*What is expected*. Read through the records. Copy each line that has the word "swatch".

*Dataset records*.
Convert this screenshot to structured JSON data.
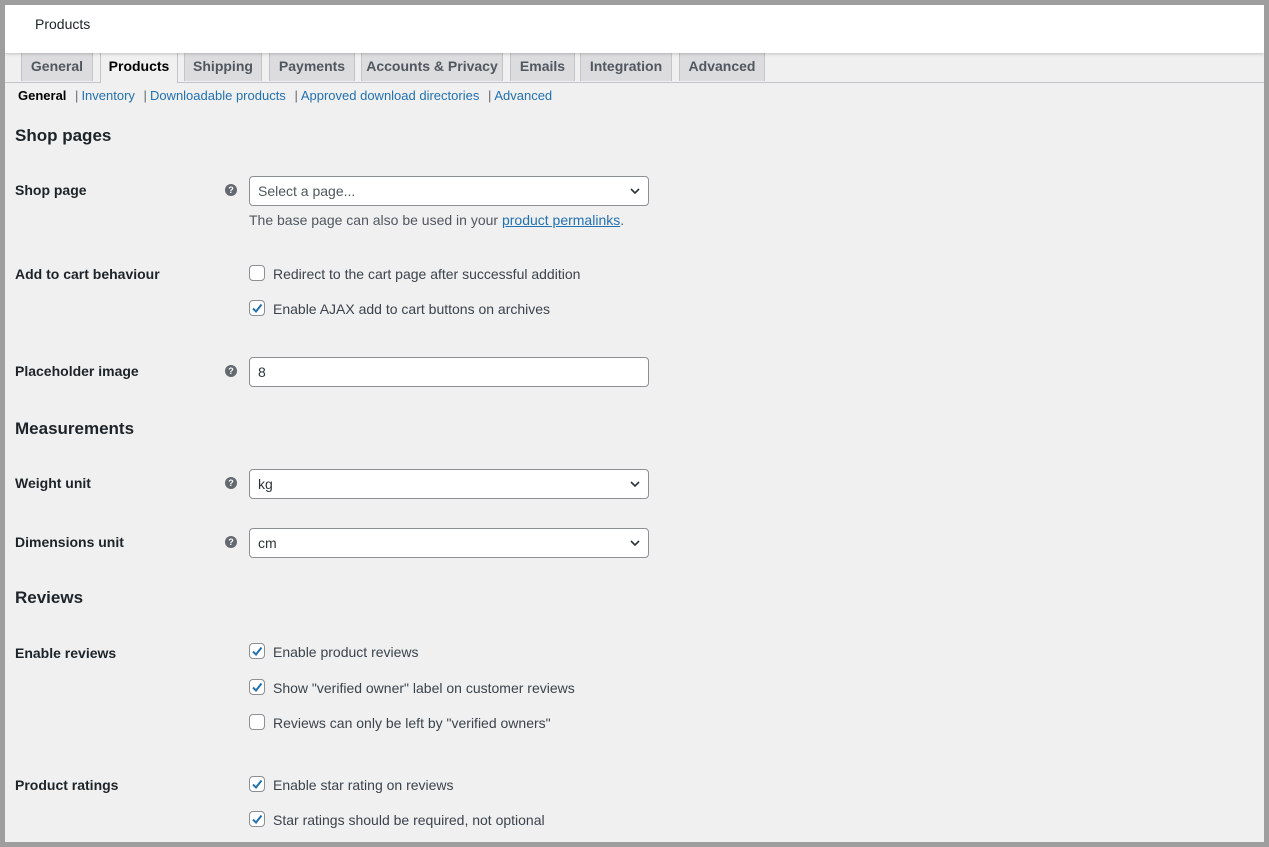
{
  "page": {
    "title": "Products"
  },
  "tabs": [
    {
      "label": "General"
    },
    {
      "label": "Products"
    },
    {
      "label": "Shipping"
    },
    {
      "label": "Payments"
    },
    {
      "label": "Accounts & Privacy"
    },
    {
      "label": "Emails"
    },
    {
      "label": "Integration"
    },
    {
      "label": "Advanced"
    }
  ],
  "subnav": {
    "current": "General",
    "links": [
      "Inventory",
      "Downloadable products",
      "Approved download directories",
      "Advanced"
    ],
    "separator": "|"
  },
  "sections": {
    "shop_pages": "Shop pages",
    "measurements": "Measurements",
    "reviews": "Reviews"
  },
  "shop_page": {
    "label": "Shop page",
    "placeholder": "Select a page...",
    "desc_prefix": "The base page can also be used in your ",
    "desc_link": "product permalinks",
    "desc_suffix": "."
  },
  "add_to_cart": {
    "label": "Add to cart behaviour",
    "options": [
      {
        "label": "Redirect to the cart page after successful addition",
        "checked": false
      },
      {
        "label": "Enable AJAX add to cart buttons on archives",
        "checked": true
      }
    ]
  },
  "placeholder_image": {
    "label": "Placeholder image",
    "value": "8"
  },
  "weight_unit": {
    "label": "Weight unit",
    "value": "kg"
  },
  "dimensions_unit": {
    "label": "Dimensions unit",
    "value": "cm"
  },
  "enable_reviews": {
    "label": "Enable reviews",
    "options": [
      {
        "label": "Enable product reviews",
        "checked": true
      },
      {
        "label": "Show \"verified owner\" label on customer reviews",
        "checked": true
      },
      {
        "label": "Reviews can only be left by \"verified owners\"",
        "checked": false
      }
    ]
  },
  "product_ratings": {
    "label": "Product ratings",
    "options": [
      {
        "label": "Enable star rating on reviews",
        "checked": true
      },
      {
        "label": "Star ratings should be required, not optional",
        "checked": true
      }
    ]
  },
  "icons": {
    "help": "help-icon",
    "chevron": "chevron-down-icon",
    "check": "checkmark-icon"
  },
  "colors": {
    "accent": "#2271b1",
    "background": "#f0f0f1",
    "text": "#1d2327"
  }
}
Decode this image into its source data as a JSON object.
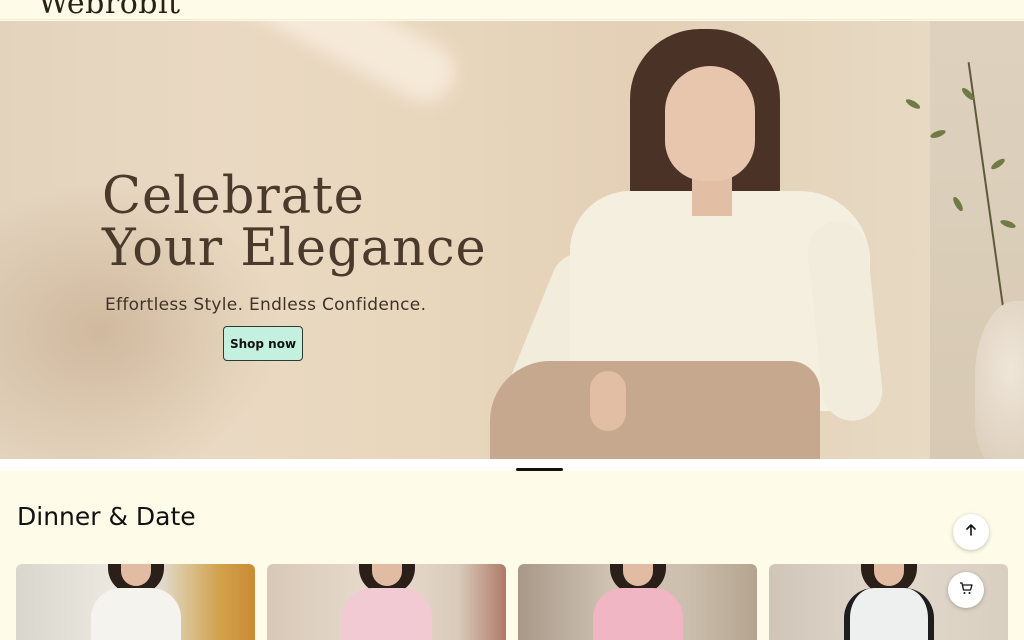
{
  "header": {
    "logo": "Webrobit"
  },
  "hero": {
    "title_line1": "Celebrate",
    "title_line2": "Your Elegance",
    "subtitle": "Effortless Style. Endless Confidence.",
    "cta_label": "Shop now",
    "carousel": {
      "active_index": 0
    }
  },
  "section": {
    "title": "Dinner & Date"
  },
  "products": [
    {
      "image": "white-vest-dress"
    },
    {
      "image": "pink-off-shoulder-dress"
    },
    {
      "image": "pink-square-neck-dress"
    },
    {
      "image": "white-black-trim-dress"
    }
  ],
  "icons": {
    "scroll_top": "arrow-up-icon",
    "cart": "cart-icon"
  },
  "colors": {
    "background": "#fefce9",
    "cta_background": "#c4f0df",
    "hero_text": "#4a3a2c"
  }
}
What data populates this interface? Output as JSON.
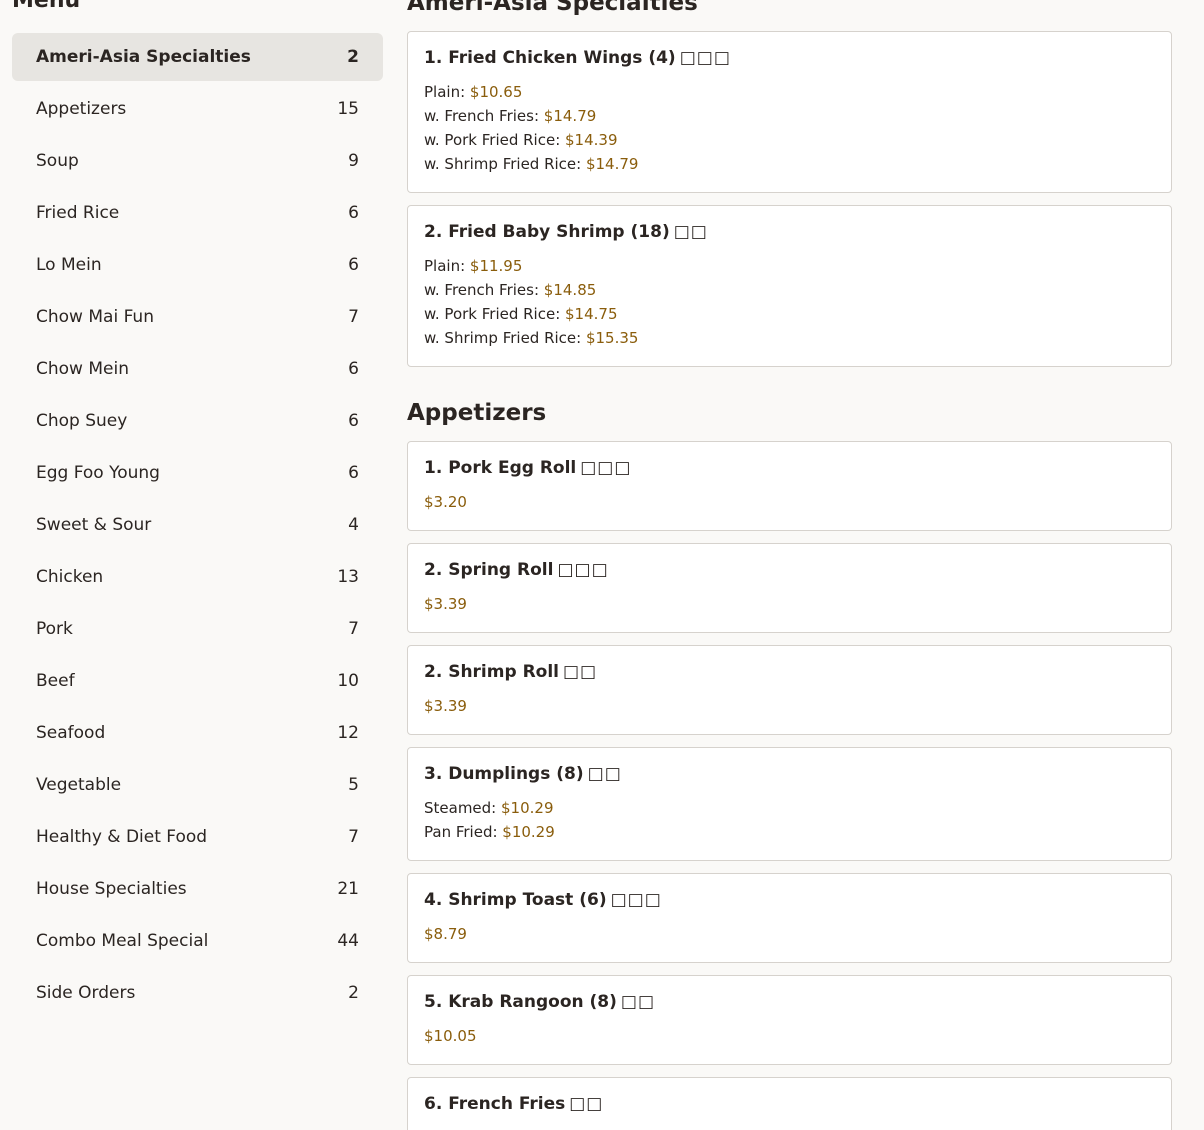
{
  "sidebar": {
    "title": "Menu",
    "categories": [
      {
        "label": "Ameri-Asia Specialties",
        "count": "2",
        "active": true
      },
      {
        "label": "Appetizers",
        "count": "15"
      },
      {
        "label": "Soup",
        "count": "9"
      },
      {
        "label": "Fried Rice",
        "count": "6"
      },
      {
        "label": "Lo Mein",
        "count": "6"
      },
      {
        "label": "Chow Mai Fun",
        "count": "7"
      },
      {
        "label": "Chow Mein",
        "count": "6"
      },
      {
        "label": "Chop Suey",
        "count": "6"
      },
      {
        "label": "Egg Foo Young",
        "count": "6"
      },
      {
        "label": "Sweet & Sour",
        "count": "4"
      },
      {
        "label": "Chicken",
        "count": "13"
      },
      {
        "label": "Pork",
        "count": "7"
      },
      {
        "label": "Beef",
        "count": "10"
      },
      {
        "label": "Seafood",
        "count": "12"
      },
      {
        "label": "Vegetable",
        "count": "5"
      },
      {
        "label": "Healthy & Diet Food",
        "count": "7"
      },
      {
        "label": "House Specialties",
        "count": "21"
      },
      {
        "label": "Combo Meal Special",
        "count": "44"
      },
      {
        "label": "Side Orders",
        "count": "2"
      }
    ]
  },
  "sections": [
    {
      "title": "Ameri-Asia Specialties",
      "items": [
        {
          "name": "1. Fried Chicken Wings (4)",
          "glyphs": "□□□",
          "prices": [
            {
              "label": "Plain: ",
              "price": "$10.65"
            },
            {
              "label": "w. French Fries: ",
              "price": "$14.79"
            },
            {
              "label": "w. Pork Fried Rice: ",
              "price": "$14.39"
            },
            {
              "label": "w. Shrimp Fried Rice: ",
              "price": "$14.79"
            }
          ]
        },
        {
          "name": "2. Fried Baby Shrimp (18)",
          "glyphs": "□□",
          "prices": [
            {
              "label": "Plain: ",
              "price": "$11.95"
            },
            {
              "label": "w. French Fries: ",
              "price": "$14.85"
            },
            {
              "label": "w. Pork Fried Rice: ",
              "price": "$14.75"
            },
            {
              "label": "w. Shrimp Fried Rice: ",
              "price": "$15.35"
            }
          ]
        }
      ]
    },
    {
      "title": "Appetizers",
      "items": [
        {
          "name": "1. Pork Egg Roll",
          "glyphs": "□□□",
          "prices": [
            {
              "label": "",
              "price": "$3.20"
            }
          ]
        },
        {
          "name": "2. Spring Roll",
          "glyphs": "□□□",
          "prices": [
            {
              "label": "",
              "price": "$3.39"
            }
          ]
        },
        {
          "name": "2. Shrimp Roll",
          "glyphs": "□□",
          "prices": [
            {
              "label": "",
              "price": "$3.39"
            }
          ]
        },
        {
          "name": "3. Dumplings (8)",
          "glyphs": "□□",
          "prices": [
            {
              "label": "Steamed: ",
              "price": "$10.29"
            },
            {
              "label": "Pan Fried: ",
              "price": "$10.29"
            }
          ]
        },
        {
          "name": "4. Shrimp Toast (6)",
          "glyphs": "□□□",
          "prices": [
            {
              "label": "",
              "price": "$8.79"
            }
          ]
        },
        {
          "name": "5. Krab Rangoon (8)",
          "glyphs": "□□",
          "prices": [
            {
              "label": "",
              "price": "$10.05"
            }
          ]
        },
        {
          "name": "6. French Fries",
          "glyphs": "□□",
          "prices": []
        }
      ]
    }
  ],
  "colors": {
    "price": "#8a5d0c",
    "active_bg": "#e7e5e1",
    "background": "#faf9f7"
  }
}
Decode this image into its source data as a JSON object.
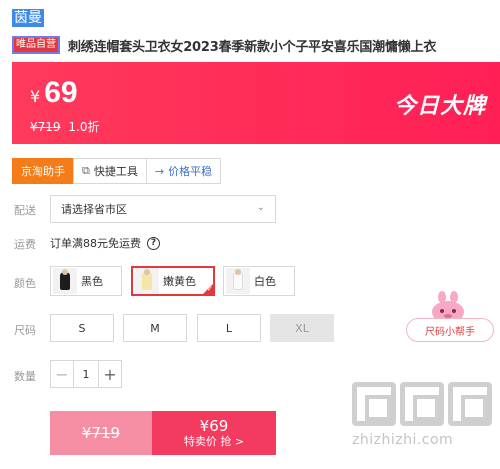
{
  "header": {
    "brand": "茵曼",
    "self_badge": "唯品自营",
    "title": "刺绣连帽套头卫衣女2023春季新款小个子平安喜乐国潮慵懒上衣"
  },
  "price": {
    "currency": "¥",
    "current": "69",
    "original": "¥719",
    "discount": "1.0折",
    "banner_label": "今日大牌"
  },
  "tools": {
    "tabs": [
      {
        "label": "京淘助手",
        "icon": ""
      },
      {
        "label": "快捷工具",
        "icon": "copy-icon"
      },
      {
        "label": "价格平稳",
        "icon": "arrow-right-icon"
      }
    ]
  },
  "delivery": {
    "label": "配送",
    "placeholder": "请选择省市区"
  },
  "shipping": {
    "label": "运费",
    "text": "订单满88元免运费"
  },
  "color": {
    "label": "颜色",
    "options": [
      {
        "name": "黑色",
        "swatch": "#1d1d1d",
        "selected": false
      },
      {
        "name": "嫩黄色",
        "swatch": "#f3e6a6",
        "selected": true
      },
      {
        "name": "白色",
        "swatch": "#f7f7f7",
        "selected": false
      }
    ]
  },
  "size": {
    "label": "尺码",
    "options": [
      {
        "name": "S",
        "disabled": false
      },
      {
        "name": "M",
        "disabled": false
      },
      {
        "name": "L",
        "disabled": false
      },
      {
        "name": "XL",
        "disabled": true
      }
    ],
    "helper": "尺码小帮手"
  },
  "quantity": {
    "label": "数量",
    "value": "1"
  },
  "buy": {
    "original": "¥719",
    "price": "¥69",
    "cta": "特卖价 抢 >"
  },
  "watermark": {
    "site": "zhizhizhi.com"
  },
  "colors": {
    "accent": "#ff2a58",
    "tool_active": "#f57c18",
    "buy_left": "#f68ea3",
    "buy_right": "#f23b5f"
  }
}
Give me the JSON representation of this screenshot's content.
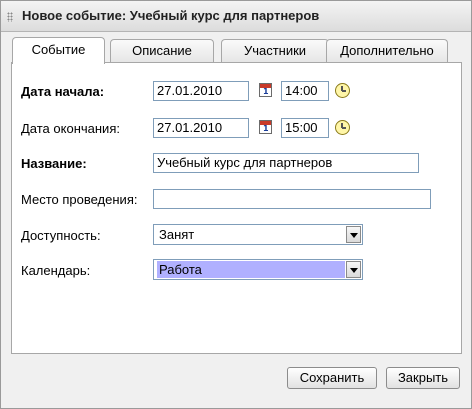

*Exercise response*.
        "swatch": "#1d1d1d",
        "swatch": "#f3e6a6",
        "swatch": "#f7f7f7",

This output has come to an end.